"The cooking classes have been a real success," Zagara said. "It's a very appropriate program for our customers who are primarily executive professionals, yearning for a higher quality of life."

According to Zagara, while the celebrity chefs are certainly a popular draw, it has been the classes taught by their own chefs which have proved the most successful.

"The customers like that. They can ask questions about something they purchased here," he said.

Classes run about $40 and attendance has been almost at capacity without the assistance of any advertising or promotion.

"We teach them how best to pair their foods together," he said. "Many people just don't realize that the proper diet can actually be medicinal."

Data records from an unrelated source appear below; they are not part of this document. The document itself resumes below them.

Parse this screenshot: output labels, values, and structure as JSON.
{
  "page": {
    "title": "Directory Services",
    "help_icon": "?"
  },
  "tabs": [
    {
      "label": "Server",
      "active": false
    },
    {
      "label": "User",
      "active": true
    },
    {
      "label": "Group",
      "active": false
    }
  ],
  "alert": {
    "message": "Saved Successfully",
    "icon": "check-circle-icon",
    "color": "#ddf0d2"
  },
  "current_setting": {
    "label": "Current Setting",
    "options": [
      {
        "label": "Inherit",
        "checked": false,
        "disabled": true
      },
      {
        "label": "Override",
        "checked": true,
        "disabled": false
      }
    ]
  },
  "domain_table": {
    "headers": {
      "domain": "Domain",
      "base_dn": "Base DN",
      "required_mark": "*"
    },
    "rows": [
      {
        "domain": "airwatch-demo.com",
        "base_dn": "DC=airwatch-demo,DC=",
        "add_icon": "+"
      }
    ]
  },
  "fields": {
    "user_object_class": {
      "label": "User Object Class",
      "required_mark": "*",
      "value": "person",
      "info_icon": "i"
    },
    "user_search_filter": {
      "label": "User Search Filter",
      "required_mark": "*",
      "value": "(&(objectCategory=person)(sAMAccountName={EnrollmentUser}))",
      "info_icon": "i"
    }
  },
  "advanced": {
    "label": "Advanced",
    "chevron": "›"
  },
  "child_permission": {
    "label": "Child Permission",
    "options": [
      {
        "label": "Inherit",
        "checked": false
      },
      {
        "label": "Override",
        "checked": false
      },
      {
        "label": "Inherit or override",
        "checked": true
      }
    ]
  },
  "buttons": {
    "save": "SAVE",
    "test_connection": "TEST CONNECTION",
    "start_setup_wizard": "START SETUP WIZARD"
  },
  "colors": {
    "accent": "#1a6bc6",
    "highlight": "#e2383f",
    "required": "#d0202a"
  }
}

Classes are conducted in a mezzanine that overlooks the store. To invoke curiosity, classes are broadcast on television monitors throughout the store. Zagara said satellite monitors will most likely be added in the Marlton unit as well, since -- with less than 10 miles between the two locations -- it is perfectly feasible for the customers to make the trip to the Mt. Laurel store after having caught a glimpse of the classes on the monitors.

Another new and successful addition is Cafe Z, Zagara's gourmet cafe featuring a coffee and juice bar, brick oven pizza, hot foods, a salad bar, and custom-made sandwiches.

For added convenience, consumers may enter the Cafe from inside the market or via a separate outside entrance designated for the Cafe. Zagara said this was done to reinforce the idea that Cafe Z is not just a place to stop for a quick bite while shopping, but a restaurant customers will want to come to even if they don't need to do any shopping. He added it has become quite a popular lunch spot for local business people.

The Cafe seats about 200 in total, 100 inside and 100 on an outdoor veranda. There is cooking done right on line with prepackaged meals available as well.

Come springtime, Zagara plans to host entertainment in the cafe and intends to bring in acts which compliment its upscale atmosphere.

"We've been thinking about readings involving food, acoustic guitars, maybe singles mixers," Zagara said. "The atmosphere is very conducive to [such gatherings]."

Though the new unit highlights fresh-prepared foods, Zagara's is a traditional market as well, offering more 300 types of fruits and vegetables, a kosher deli and more than 200 bulk items. The new location also features a large selection of international cheeses, of nearly 350 varieties of imported and domestic cheeses, as well as 25 varieties of pate, a dozen varieties of caviar and 32 varieties of olives. Here, and throughout the store, customers are assisted by staff associates, specially trained for their designated area. "There is a person in our enterprise [exclusively] responsible for training," said Zagara. "We partner with our vendors to get the most complete information and train our employees right from the beginning."

He added that their merchandising managers send newsletters to their staffs about what is new in the department and how to sell it.

Zagara said, with all its success, the Mount Laurel location will serve as a prototype for future sites, beginning with the upcoming Jenkintown location.

McGillan's Lebold agreed that the Jenkintown store, a project McGillan is also involved with, will resemble Mount Laurel to a large degree.

"The space itself is only slightly smaller, by a couple thousand square feet," he said. "But there are slight differences in the structure itself. We are dealing with a renovated building as opposed to a brand new building, causing us to work with what is already there instead of starting from scratch."

He added this has not been a problem and even believes the flow of the Jenkintown location to be a little better due to the shape of building. He also said they are adding man-made light to make up for a lack of natural light, noting Zagara likes his stores to feel airy and spacious.

"The Mount Laurel store has this terrific 30-foot-high clerestory giving it a great open feel," said Lebold. "In Jenkintown the clearance is only 18 to 20 feet. It's a big difference."